## Work required
Write down nothing except how many lines in the entries contain "Ebene".

START Material for this task

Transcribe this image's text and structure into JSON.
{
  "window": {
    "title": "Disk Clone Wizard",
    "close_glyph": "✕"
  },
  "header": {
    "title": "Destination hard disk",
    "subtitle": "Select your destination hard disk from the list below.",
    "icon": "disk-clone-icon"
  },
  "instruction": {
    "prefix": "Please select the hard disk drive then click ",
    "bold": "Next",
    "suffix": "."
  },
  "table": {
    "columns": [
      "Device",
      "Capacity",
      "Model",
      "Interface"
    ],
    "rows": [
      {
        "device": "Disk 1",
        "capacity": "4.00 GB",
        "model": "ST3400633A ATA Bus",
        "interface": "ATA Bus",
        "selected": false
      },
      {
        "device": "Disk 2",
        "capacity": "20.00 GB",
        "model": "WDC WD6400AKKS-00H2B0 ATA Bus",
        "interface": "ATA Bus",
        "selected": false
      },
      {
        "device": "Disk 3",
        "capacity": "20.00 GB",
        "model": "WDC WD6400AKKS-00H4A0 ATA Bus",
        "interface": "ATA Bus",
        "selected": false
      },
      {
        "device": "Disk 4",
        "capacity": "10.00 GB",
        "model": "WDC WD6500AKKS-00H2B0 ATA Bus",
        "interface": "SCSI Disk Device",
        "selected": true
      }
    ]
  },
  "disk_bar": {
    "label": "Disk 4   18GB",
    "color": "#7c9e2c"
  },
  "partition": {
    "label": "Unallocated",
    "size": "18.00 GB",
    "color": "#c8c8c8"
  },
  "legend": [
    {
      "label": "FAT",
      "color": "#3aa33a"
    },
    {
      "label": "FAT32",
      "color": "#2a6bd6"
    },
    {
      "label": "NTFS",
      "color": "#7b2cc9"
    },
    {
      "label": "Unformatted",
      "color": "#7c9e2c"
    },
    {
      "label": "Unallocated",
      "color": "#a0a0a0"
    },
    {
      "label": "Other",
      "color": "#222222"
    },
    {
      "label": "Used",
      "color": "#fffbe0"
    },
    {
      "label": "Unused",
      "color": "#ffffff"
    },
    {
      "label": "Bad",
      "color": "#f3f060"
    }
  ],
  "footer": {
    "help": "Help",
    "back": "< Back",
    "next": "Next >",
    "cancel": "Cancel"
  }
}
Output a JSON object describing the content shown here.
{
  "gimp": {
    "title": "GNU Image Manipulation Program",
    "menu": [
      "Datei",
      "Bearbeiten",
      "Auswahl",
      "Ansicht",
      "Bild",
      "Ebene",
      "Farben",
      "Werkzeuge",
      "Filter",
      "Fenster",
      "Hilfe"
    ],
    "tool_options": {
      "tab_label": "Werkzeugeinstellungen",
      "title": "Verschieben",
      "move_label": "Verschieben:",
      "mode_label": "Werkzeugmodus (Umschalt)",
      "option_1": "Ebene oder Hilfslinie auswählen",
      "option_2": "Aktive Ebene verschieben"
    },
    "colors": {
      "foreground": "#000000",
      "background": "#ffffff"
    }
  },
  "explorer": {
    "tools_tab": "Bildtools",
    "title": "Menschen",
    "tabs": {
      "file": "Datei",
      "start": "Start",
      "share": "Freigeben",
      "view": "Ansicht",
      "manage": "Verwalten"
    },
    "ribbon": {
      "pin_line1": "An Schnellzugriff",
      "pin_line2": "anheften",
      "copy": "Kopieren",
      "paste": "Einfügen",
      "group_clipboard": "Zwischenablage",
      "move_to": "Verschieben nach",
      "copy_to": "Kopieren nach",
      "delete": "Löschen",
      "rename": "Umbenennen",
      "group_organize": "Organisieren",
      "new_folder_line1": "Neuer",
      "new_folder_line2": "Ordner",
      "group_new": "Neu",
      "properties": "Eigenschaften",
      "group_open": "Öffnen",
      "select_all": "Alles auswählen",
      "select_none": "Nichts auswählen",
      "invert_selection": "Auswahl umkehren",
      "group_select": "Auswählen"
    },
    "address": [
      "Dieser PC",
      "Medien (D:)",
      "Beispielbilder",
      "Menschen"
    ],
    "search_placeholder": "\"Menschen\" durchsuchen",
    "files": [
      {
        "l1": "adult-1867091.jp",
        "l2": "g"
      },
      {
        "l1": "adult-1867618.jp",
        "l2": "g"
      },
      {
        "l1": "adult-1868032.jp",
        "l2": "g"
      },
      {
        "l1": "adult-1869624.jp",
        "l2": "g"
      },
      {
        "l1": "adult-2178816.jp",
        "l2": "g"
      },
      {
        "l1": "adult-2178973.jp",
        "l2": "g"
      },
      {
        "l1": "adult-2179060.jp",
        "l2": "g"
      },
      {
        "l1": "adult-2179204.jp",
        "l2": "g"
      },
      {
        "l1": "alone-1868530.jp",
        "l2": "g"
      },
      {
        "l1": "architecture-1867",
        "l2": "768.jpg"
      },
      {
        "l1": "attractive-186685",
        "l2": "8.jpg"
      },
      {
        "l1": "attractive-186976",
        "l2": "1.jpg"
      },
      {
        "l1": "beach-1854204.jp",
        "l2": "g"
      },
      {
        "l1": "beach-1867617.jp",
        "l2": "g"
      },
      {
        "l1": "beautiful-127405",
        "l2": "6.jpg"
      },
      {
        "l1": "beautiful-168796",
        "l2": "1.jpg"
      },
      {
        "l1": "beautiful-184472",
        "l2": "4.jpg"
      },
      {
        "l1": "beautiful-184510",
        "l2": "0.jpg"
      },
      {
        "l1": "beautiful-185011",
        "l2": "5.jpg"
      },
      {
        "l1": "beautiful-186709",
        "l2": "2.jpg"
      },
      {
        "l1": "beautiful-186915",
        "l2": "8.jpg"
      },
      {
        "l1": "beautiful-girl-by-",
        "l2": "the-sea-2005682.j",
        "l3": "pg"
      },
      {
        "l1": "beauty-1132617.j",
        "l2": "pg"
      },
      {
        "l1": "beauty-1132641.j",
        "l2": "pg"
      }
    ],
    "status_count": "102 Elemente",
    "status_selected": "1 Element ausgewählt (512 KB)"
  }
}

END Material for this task

## Response area
3